### EXERCISE PROMPT
For the word "Curve", return each line of the data in which it occurs.

[Saved data entries]

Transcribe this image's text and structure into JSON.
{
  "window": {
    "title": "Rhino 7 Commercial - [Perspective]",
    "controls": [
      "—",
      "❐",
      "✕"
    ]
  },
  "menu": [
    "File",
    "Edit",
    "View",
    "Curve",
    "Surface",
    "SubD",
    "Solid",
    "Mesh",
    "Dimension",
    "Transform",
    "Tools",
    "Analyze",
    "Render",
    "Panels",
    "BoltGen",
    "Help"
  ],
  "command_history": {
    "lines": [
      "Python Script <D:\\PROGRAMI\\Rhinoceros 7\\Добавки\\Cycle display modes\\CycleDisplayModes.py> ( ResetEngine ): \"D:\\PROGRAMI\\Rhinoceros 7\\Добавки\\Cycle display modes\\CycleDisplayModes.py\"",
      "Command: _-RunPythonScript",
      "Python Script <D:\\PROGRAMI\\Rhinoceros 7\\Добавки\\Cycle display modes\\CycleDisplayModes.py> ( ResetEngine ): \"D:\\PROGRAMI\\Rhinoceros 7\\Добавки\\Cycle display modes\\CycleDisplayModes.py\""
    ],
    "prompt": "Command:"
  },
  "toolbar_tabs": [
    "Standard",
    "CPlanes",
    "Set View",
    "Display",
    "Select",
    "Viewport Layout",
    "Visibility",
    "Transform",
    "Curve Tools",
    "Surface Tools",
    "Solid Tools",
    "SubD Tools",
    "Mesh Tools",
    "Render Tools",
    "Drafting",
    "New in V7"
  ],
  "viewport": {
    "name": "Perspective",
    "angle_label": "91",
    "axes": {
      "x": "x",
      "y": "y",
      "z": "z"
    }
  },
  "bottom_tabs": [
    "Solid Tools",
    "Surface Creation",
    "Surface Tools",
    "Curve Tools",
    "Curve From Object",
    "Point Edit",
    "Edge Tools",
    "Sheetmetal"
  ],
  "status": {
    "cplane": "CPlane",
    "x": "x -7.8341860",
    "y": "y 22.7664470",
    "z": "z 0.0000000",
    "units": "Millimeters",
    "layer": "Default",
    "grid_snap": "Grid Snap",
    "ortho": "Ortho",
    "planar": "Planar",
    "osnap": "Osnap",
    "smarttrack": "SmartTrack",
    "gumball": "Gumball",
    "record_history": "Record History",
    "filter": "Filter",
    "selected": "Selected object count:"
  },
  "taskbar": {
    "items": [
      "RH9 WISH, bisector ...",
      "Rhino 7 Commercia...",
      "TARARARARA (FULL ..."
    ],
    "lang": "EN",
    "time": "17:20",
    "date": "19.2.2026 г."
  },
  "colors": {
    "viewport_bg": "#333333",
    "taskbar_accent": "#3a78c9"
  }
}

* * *

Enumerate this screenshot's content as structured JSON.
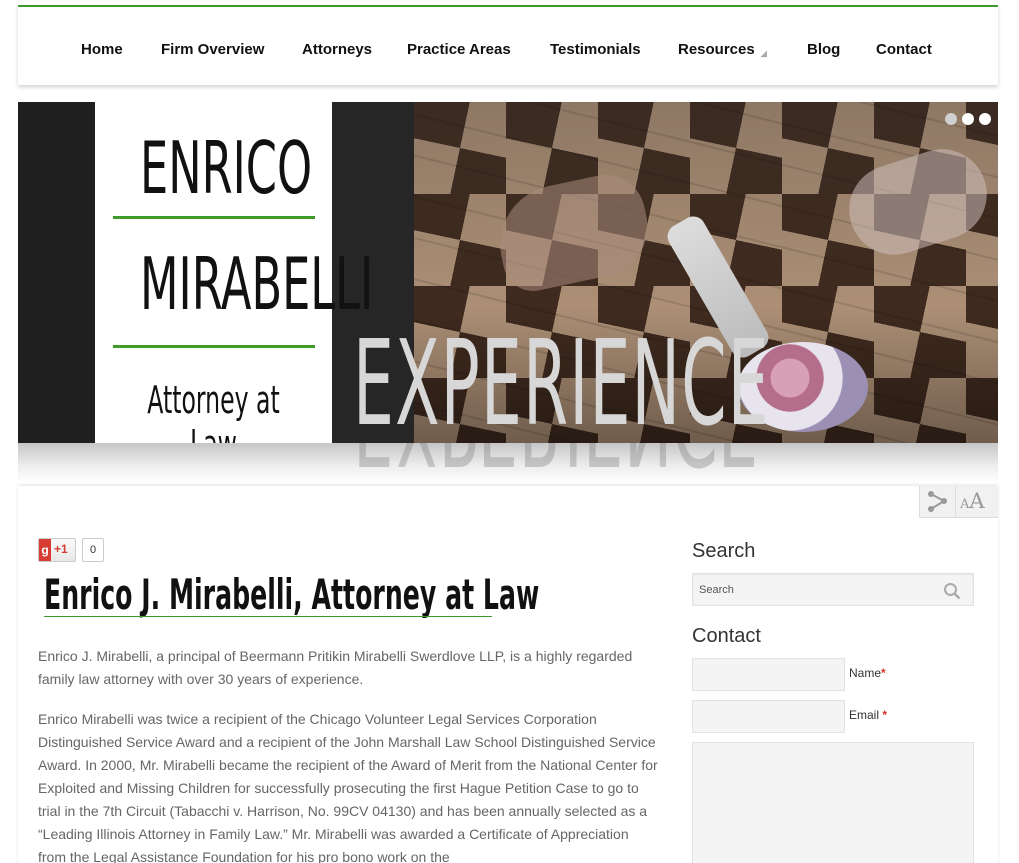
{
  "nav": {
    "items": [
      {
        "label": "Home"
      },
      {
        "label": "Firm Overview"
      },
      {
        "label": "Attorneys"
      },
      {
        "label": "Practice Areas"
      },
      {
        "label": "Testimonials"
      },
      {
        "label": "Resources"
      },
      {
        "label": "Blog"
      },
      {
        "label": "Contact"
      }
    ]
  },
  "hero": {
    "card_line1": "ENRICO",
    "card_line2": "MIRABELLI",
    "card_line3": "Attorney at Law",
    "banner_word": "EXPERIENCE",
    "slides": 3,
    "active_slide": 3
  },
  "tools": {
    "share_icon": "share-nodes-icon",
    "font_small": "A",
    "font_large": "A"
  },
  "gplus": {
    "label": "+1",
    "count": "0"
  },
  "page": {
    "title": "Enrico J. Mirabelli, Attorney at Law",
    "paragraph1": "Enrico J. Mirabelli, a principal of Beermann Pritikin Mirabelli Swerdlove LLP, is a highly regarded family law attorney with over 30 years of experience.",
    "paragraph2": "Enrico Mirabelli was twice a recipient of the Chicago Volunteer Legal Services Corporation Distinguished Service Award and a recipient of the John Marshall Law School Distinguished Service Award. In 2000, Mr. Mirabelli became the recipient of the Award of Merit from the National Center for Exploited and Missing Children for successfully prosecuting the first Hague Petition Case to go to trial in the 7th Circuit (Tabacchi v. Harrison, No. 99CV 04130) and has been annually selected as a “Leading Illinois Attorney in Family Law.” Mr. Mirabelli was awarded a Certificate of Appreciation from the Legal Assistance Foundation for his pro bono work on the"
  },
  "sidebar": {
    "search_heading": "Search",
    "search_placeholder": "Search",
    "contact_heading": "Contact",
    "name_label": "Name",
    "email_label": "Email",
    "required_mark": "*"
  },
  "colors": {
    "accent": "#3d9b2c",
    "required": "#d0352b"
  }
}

### SOLUTION FOR THIS EXERCISE
    "Curve",
    "Curve Tools",
    "Curve Tools",
    "Curve From Object",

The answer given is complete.